The task:
Whatever the data contains, copy all of it exactly.

Entries supplied:

# # # #

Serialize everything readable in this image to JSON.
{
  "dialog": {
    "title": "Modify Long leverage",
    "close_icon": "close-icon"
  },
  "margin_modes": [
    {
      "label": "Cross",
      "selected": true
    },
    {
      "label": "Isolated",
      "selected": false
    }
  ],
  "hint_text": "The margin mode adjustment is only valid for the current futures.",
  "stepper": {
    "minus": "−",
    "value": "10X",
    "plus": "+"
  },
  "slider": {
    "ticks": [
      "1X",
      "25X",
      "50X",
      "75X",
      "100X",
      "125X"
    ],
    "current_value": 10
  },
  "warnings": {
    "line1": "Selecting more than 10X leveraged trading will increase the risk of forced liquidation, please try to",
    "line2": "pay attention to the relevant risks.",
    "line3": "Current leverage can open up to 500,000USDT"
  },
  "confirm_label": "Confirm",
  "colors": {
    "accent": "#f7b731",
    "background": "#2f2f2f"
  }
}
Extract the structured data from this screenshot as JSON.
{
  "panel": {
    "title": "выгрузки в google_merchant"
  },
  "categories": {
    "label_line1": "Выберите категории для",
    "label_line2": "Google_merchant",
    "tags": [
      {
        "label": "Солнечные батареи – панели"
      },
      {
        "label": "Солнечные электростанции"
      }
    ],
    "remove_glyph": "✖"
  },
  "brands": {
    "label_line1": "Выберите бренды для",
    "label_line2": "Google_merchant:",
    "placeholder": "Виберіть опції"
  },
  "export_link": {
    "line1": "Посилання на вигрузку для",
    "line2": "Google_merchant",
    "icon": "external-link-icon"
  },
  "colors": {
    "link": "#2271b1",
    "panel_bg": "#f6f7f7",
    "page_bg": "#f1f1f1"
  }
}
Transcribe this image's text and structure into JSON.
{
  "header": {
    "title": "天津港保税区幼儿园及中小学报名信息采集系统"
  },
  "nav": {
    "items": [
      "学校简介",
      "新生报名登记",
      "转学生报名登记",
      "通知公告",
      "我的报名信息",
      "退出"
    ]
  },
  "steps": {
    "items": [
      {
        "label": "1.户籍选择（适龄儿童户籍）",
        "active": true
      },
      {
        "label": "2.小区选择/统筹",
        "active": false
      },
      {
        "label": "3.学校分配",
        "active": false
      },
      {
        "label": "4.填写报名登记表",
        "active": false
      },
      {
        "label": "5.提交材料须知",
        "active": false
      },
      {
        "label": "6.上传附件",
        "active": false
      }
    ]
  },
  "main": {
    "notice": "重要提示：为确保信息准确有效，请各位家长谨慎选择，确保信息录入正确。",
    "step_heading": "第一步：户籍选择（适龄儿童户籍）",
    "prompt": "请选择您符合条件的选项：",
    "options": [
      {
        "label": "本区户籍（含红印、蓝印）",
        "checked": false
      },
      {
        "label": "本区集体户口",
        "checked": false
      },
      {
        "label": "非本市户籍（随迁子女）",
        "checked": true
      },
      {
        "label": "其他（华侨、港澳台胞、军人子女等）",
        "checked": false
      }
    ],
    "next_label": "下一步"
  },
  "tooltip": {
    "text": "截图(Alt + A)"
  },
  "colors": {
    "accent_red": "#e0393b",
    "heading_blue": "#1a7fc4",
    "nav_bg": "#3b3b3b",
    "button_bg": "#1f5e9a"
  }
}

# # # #

Answer to this exercise:
Serialize everything readable in this image to JSON.
{
  "dialog": {
    "title": "Modify Long leverage",
    "close_icon": "close-icon"
  },
  "margin_modes": [
    {
      "label": "Cross",
      "selected": true
    },
    {
      "label": "Isolated",
      "selected": false
    }
  ],
  "hint_text": "The margin mode adjustment is only valid for the current futures.",
  "stepper": {
    "minus": "−",
    "value": "10X",
    "plus": "+"
  },
  "slider": {
    "ticks": [
      "1X",
      "25X",
      "50X",
      "75X",
      "100X",
      "125X"
    ],
    "current_value": 10
  },
  "warnings": {
    "line1": "Selecting more than 10X leveraged trading will increase the risk of forced liquidation, please try to",
    "line2": "pay attention to the relevant risks.",
    "line3": "Current leverage can open up to 500,000USDT"
  },
  "confirm_label": "Confirm",
  "colors": {
    "accent": "#f7b731",
    "background": "#2f2f2f"
  }
}
Extract the structured data from this screenshot as JSON.
{
  "panel": {
    "title": "выгрузки в google_merchant"
  },
  "categories": {
    "label_line1": "Выберите категории для",
    "label_line2": "Google_merchant",
    "tags": [
      {
        "label": "Солнечные батареи – панели"
      },
      {
        "label": "Солнечные электростанции"
      }
    ],
    "remove_glyph": "✖"
  },
  "brands": {
    "label_line1": "Выберите бренды для",
    "label_line2": "Google_merchant:",
    "placeholder": "Виберіть опції"
  },
  "export_link": {
    "line1": "Посилання на вигрузку для",
    "line2": "Google_merchant",
    "icon": "external-link-icon"
  },
  "colors": {
    "link": "#2271b1",
    "panel_bg": "#f6f7f7",
    "page_bg": "#f1f1f1"
  }
}
Transcribe this image's text and structure into JSON.
{
  "header": {
    "title": "天津港保税区幼儿园及中小学报名信息采集系统"
  },
  "nav": {
    "items": [
      "学校简介",
      "新生报名登记",
      "转学生报名登记",
      "通知公告",
      "我的报名信息",
      "退出"
    ]
  },
  "steps": {
    "items": [
      {
        "label": "1.户籍选择（适龄儿童户籍）",
        "active": true
      },
      {
        "label": "2.小区选择/统筹",
        "active": false
      },
      {
        "label": "3.学校分配",
        "active": false
      },
      {
        "label": "4.填写报名登记表",
        "active": false
      },
      {
        "label": "5.提交材料须知",
        "active": false
      },
      {
        "label": "6.上传附件",
        "active": false
      }
    ]
  },
  "main": {
    "notice": "重要提示：为确保信息准确有效，请各位家长谨慎选择，确保信息录入正确。",
    "step_heading": "第一步：户籍选择（适龄儿童户籍）",
    "prompt": "请选择您符合条件的选项：",
    "options": [
      {
        "label": "本区户籍（含红印、蓝印）",
        "checked": false
      },
      {
        "label": "本区集体户口",
        "checked": false
      },
      {
        "label": "非本市户籍（随迁子女）",
        "checked": true
      },
      {
        "label": "其他（华侨、港澳台胞、军人子女等）",
        "checked": false
      }
    ],
    "next_label": "下一步"
  },
  "tooltip": {
    "text": "截图(Alt + A)"
  },
  "colors": {
    "accent_red": "#e0393b",
    "heading_blue": "#1a7fc4",
    "nav_bg": "#3b3b3b",
    "button_bg": "#1f5e9a"
  }
}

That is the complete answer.